→ To do: All of the entries should be written out again exactly.

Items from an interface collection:
*** Block opens ***
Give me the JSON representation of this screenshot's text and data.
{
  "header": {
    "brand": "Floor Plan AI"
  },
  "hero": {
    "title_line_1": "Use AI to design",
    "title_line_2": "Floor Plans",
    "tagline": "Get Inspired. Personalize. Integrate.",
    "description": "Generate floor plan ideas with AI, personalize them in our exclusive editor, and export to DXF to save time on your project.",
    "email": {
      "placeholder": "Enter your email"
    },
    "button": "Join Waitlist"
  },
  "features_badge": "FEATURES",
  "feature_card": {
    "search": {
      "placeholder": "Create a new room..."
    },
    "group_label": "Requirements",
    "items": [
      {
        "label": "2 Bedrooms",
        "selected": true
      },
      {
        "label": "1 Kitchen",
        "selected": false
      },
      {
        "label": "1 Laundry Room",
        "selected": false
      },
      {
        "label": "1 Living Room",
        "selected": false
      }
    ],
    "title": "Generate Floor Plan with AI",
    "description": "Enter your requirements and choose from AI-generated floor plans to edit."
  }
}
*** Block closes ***
→ Response for this exercise:
Give me the JSON representation of this screenshot's text and data.
{
  "header": {
    "brand": "Floor Plan AI"
  },
  "hero": {
    "title_line_1": "Use AI to design",
    "title_line_2": "Floor Plans",
    "tagline": "Get Inspired. Personalize. Integrate.",
    "description": "Generate floor plan ideas with AI, personalize them in our exclusive editor, and export to DXF to save time on your project.",
    "email": {
      "placeholder": "Enter your email"
    },
    "button": "Join Waitlist"
  },
  "features_badge": "FEATURES",
  "feature_card": {
    "search": {
      "placeholder": "Create a new room..."
    },
    "group_label": "Requirements",
    "items": [
      {
        "label": "2 Bedrooms",
        "selected": true
      },
      {
        "label": "1 Kitchen",
        "selected": false
      },
      {
        "label": "1 Laundry Room",
        "selected": false
      },
      {
        "label": "1 Living Room",
        "selected": false
      }
    ],
    "title": "Generate Floor Plan with AI",
    "description": "Enter your requirements and choose from AI-generated floor plans to edit."
  }
}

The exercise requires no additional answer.